Smaragdis Receives CAREER Award to Study Scaling Source Separation to Big Audio Data
7/20/2016 3:36:00 PM
CS and ECE Assistant Professor Paris Smaragdis recently received a National Science Foundation CAREER award to pursue research in computation and sound, specifically in scaling source separation to big audio data. Smaragdis is an expert in working with machine learning techniques and signal processing as it applies to audio data. Smaragdis said, “One of the problems that I’ve been trying to solve for a lot of years is called source separation; if someone presents you with a mixture of multiple sounds, how you extract only the one sound that you want?”
And this has been the focus of his research: developing algorithms and processes to extract a desired sound or group of sounds from a larger sound collection. With this CAREER Award Smaragdis will begin working to scale up that research to work with very large amounts of sound data. Not only will this help train and refine existing algorithms to perform such tasks better, but it will also pave the way for applying such processing on systems that deal with vast amounts of audio inputs. “For example if I were to scatter tens of thousands of microphones in a city so that I could monitor traffic, how would I be able to do this type of processing that many times in real time all the time?” said Smaragdis. “We don’t have the algorithms for that yet.”
As part of this process, Smaragdis will also need to develop ways to train computer systems. “A lot of those algorithms require a bit of training, where you give [the computer] examples, [such as] this is how Paris’s voice sounds. Now that you know how it sounds, you can try to extract it from a mixture,” explained Smaragdis. “What we’re proposing now is a different family of algorithms that would be able to scale for big data and for larger volumes of sound.”
Smaragdis came to technology research through a less conventional path: by way of music. As an undergraduate, he studied electronic music, and part of that work involved recording. He noticed that if a band is recording, the speaker’s microphone will often pick up the drums—in fact, every microphone will pick up parts of all the other instruments and singers. Smaragdis became more and more involved in this aspect of the work. “The first thing you learn when you get into [electronics and music], is that you do a huge amount of technical work as opposed to actual art. And, eventually that part consumed all my time,” Smaragdis said.

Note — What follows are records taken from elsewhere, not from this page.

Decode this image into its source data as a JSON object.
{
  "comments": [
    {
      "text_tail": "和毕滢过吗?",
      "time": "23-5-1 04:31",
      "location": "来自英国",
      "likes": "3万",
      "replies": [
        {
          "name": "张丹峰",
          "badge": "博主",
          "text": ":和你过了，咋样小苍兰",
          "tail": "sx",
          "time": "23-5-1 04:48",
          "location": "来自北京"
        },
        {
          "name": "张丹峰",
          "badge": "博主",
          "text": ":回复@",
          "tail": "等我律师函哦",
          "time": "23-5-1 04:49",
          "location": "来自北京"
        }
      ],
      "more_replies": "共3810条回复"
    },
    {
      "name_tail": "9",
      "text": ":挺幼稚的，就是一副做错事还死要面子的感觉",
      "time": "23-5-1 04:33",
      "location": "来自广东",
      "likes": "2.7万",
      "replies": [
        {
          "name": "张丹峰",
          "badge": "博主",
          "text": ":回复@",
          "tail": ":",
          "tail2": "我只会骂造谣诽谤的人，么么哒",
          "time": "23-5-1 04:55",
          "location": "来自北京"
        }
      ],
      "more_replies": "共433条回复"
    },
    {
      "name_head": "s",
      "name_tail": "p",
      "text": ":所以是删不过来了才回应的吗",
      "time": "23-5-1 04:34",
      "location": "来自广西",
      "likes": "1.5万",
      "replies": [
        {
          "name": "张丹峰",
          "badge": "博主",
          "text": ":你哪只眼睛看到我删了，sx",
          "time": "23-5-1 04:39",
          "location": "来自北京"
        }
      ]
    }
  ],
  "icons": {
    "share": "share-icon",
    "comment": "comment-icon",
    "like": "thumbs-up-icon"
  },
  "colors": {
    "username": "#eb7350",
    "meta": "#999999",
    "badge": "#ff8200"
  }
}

This year, in addition to his CAREER Award, Smaragdis was selected to serve as an IEEE Signal Processing Society Distinguished Lecturer for 2016-2017. The Distinguished Lecturer Program provides a means for chapters to have access to individuals who are well known educators and authors in the fields of signal processing, and who can lecture at Chapter meetings. While many IEEE Societies have similar programs, the SPS provides financial support for the Chapters to take advantage of the service. Lecturers are elected by the society’s Award Board.
In 2006 Smaragdis was named one of the world’s top 35 innovators under age 35 by MIT Technology Review. He was named an Adobe Distinguished Inventor in 2014. He is a Fellow of IEEE. His name appears regularly on the list of teachers ranked as excellent by their students. In 2014 he was recognized as an outstanding advisor by the Engineering Council of the College of Engineering. Earlier this year Smaragdis received the C. W. Gear Outstanding Junior Faculty Award from CS @ ILLINOIS.